Yards away the bodies lay, and a cold breeze flew by, dancing gracefully through their hair, tickling their cheeks, begging for one of them to wake up. The trees bent over and cried, pleading, "Wake up. Please. Save yourselves." But not one of them moved. The sky opened up and sobbed, rain droplets pattering against their skin, the mournful atmosphere evident to all who chose to care.

They stay there for hours, until finally the pale of their cold skin was stained red and blue by the bright lights that made it towards them. A loud siren rang out, screaming in desperation for all to move so she could save them. She rang louder and longer, calling out the unconscious bodies, telling them to hold on. Though most knew they didn't have the strength to hold on anymore. The glass shards glittered violently, calling out and giving the siren directions. The rain willed them to wake up to see the miracle God had sent them, and the wind pushed against their motionless bodies, growing impatient.
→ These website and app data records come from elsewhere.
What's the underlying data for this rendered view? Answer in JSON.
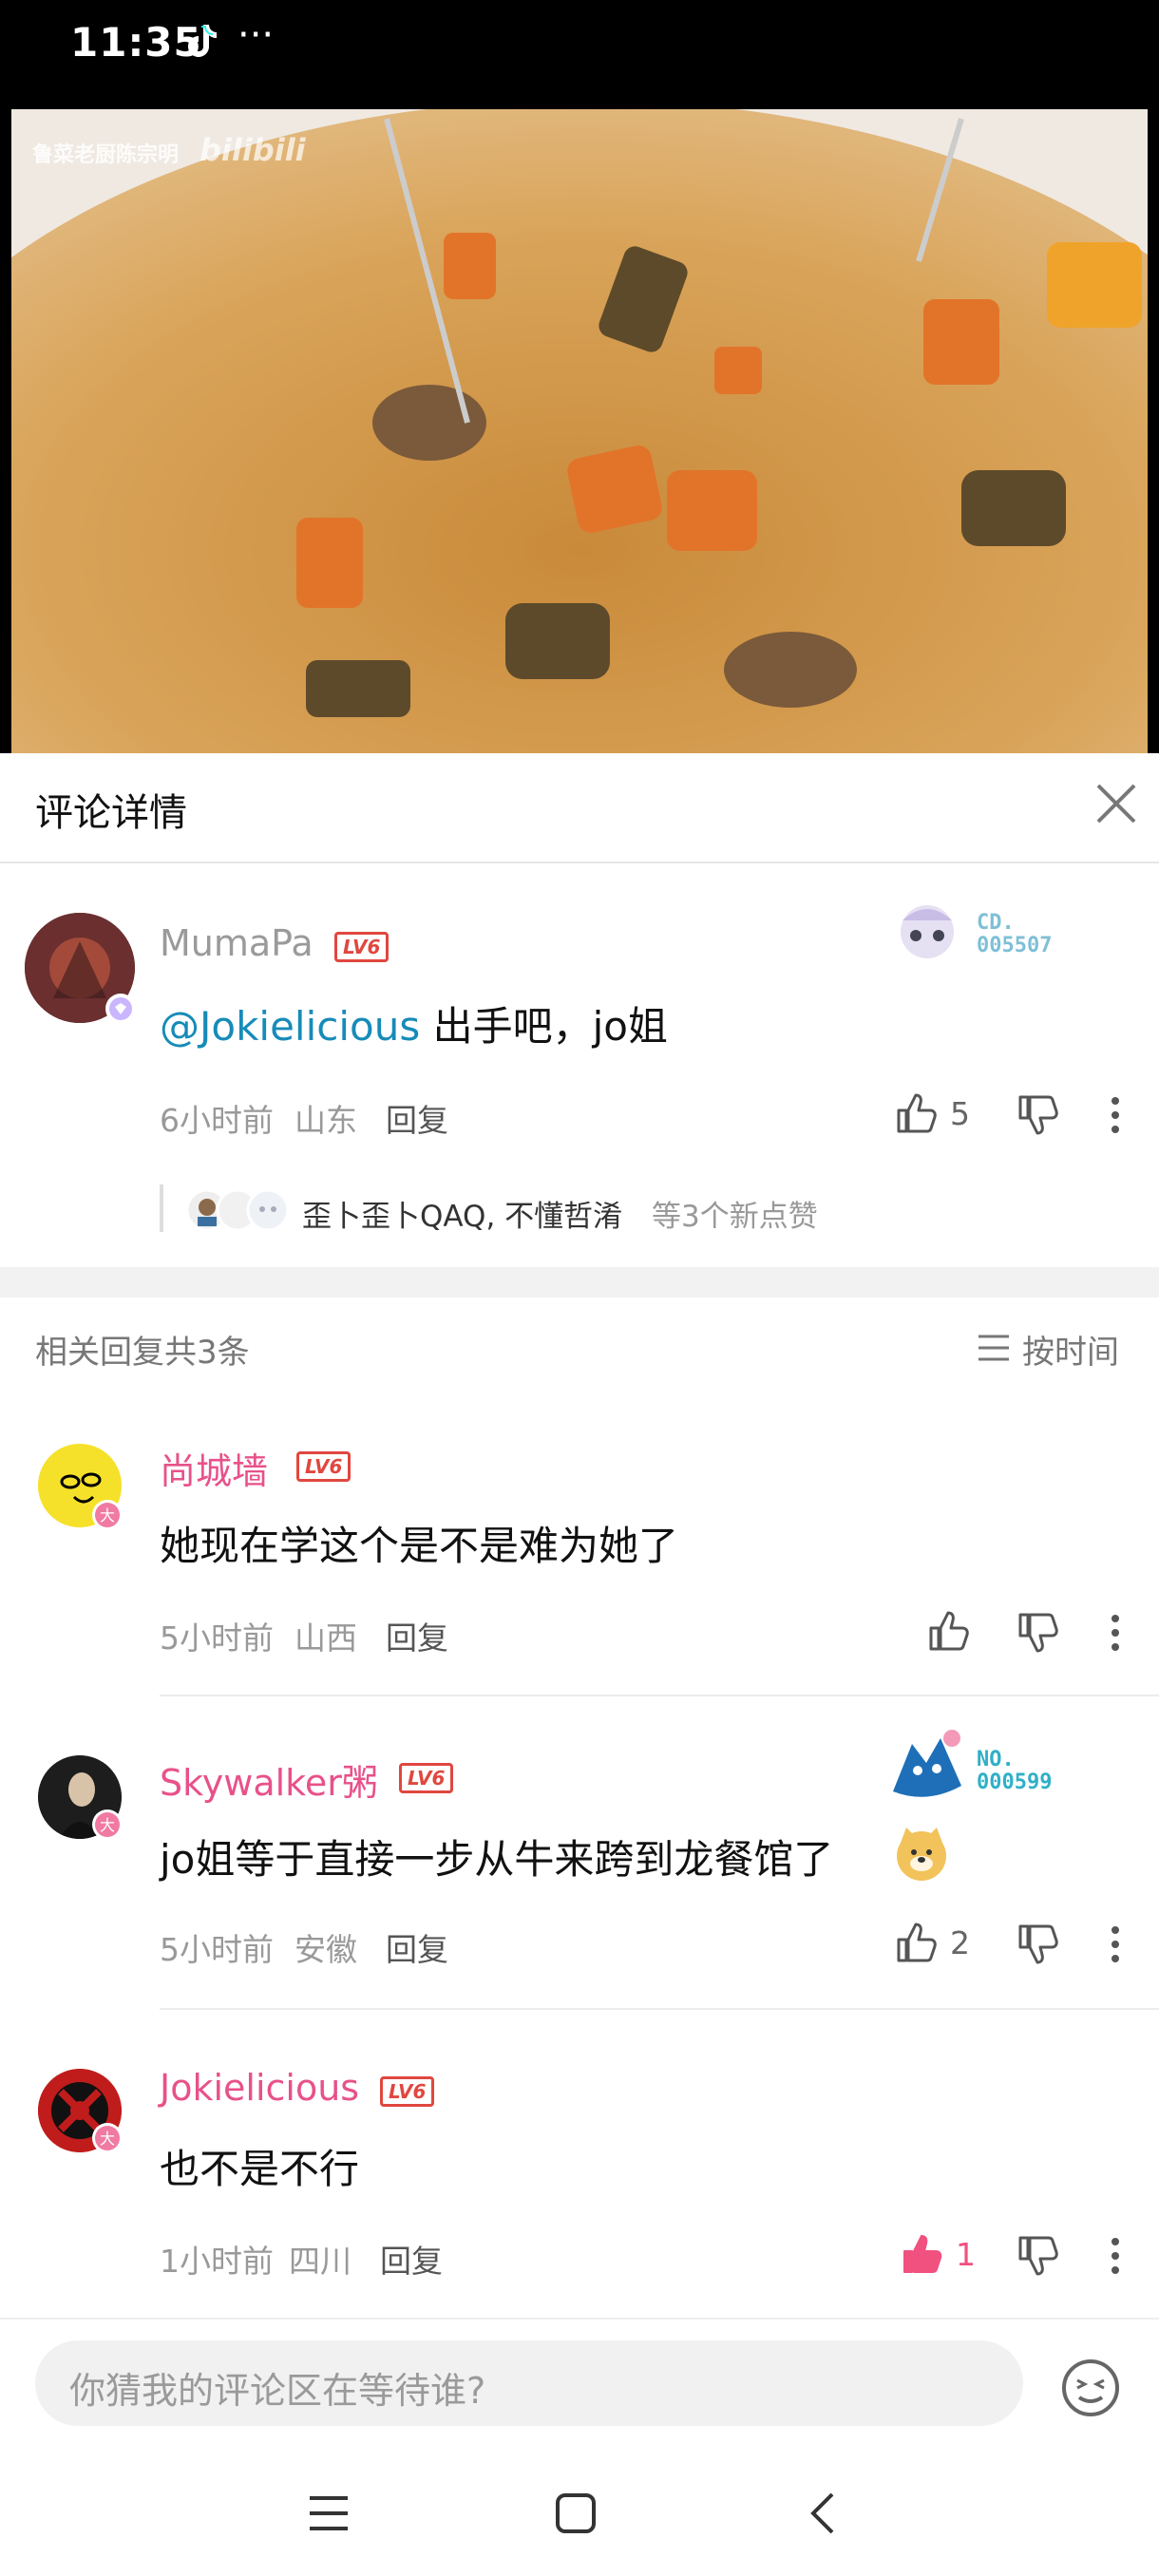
{
  "status_bar": {
    "time": "11:35",
    "more": "···"
  },
  "video": {
    "watermark_text": "鲁菜老厨陈宗明",
    "watermark_logo": "bilibili"
  },
  "panel": {
    "title": "评论详情"
  },
  "main_comment": {
    "username": "MumaPa",
    "level": "LV6",
    "mention": "@Jokielicious",
    "text": " 出手吧，jo姐",
    "fan_label": "CD.",
    "fan_number": "005507",
    "time": "6小时前",
    "location": "山东",
    "reply_label": "回复",
    "likes": "5",
    "likers_names": "歪卜歪卜QAQ, 不懂哲淆",
    "likers_suffix": "等3个新点赞"
  },
  "replies_header": {
    "count_label": "相关回复共3条",
    "sort_label": "按时间"
  },
  "replies": [
    {
      "username": "尚城墙",
      "level": "LV6",
      "text": "她现在学这个是不是难为她了",
      "time": "5小时前",
      "location": "山西",
      "reply_label": "回复",
      "likes": ""
    },
    {
      "username": "Skywalker粥",
      "level": "LV6",
      "text": "jo姐等于直接一步从牛来跨到龙餐馆了",
      "fan_label": "NO.",
      "fan_number": "000599",
      "time": "5小时前",
      "location": "安徽",
      "reply_label": "回复",
      "likes": "2"
    },
    {
      "username": "Jokielicious",
      "level": "LV6",
      "text": "也不是不行",
      "time": "1小时前",
      "location": "四川",
      "reply_label": "回复",
      "likes": "1"
    }
  ],
  "input": {
    "placeholder": "你猜我的评论区在等待谁?"
  },
  "colors": {
    "pink_name": "#e8518a",
    "gray_name": "#9a9a9a",
    "mention_blue": "#178bb8",
    "level_red": "#e0473f",
    "liked_pink": "#f0517f"
  }
}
The ambulance finally skidded to a stop, and the bright lights were once more, shining the light on the horrific scene before them. A multitude of desperate EMTs flooded out of the back as more vehicles started to pull up and radios started to call for backup. The siren rested her voice, but her lights still flickered, and finally caught his attention.

He had gotten his wish. The lights were there, but they were no longer threatening or overwhelming or hypnotizing. A voice screamed in his head, loud and deafening, the shrill of pure terror ringing in his ears as she screamed his name.


His eyes burst open as a long beep rang in his ears and a her scream deepened, getting louder and louder until he realized he was the one screaming, the lights flashing in his mind over and over again as the doctors struggled to hold him down. A loud beep echoed through the small room he was in and it smelled of blood and morphine. Dozens of cold, gloved hands pressed against his body and pushed him down, but he continued to scream. He continued to yell, demanding to know where he friends were. Where his sister was. He ignored the sharp and intense pain in his head and side as he shouted, the confusion of many masked faces and the lights on the roof and the beep of the heart monitor and her scream echoing in his mind overwhelming him. The beeps started to speed up and the doctors started to yell things back and forth.

Then he was gone once more.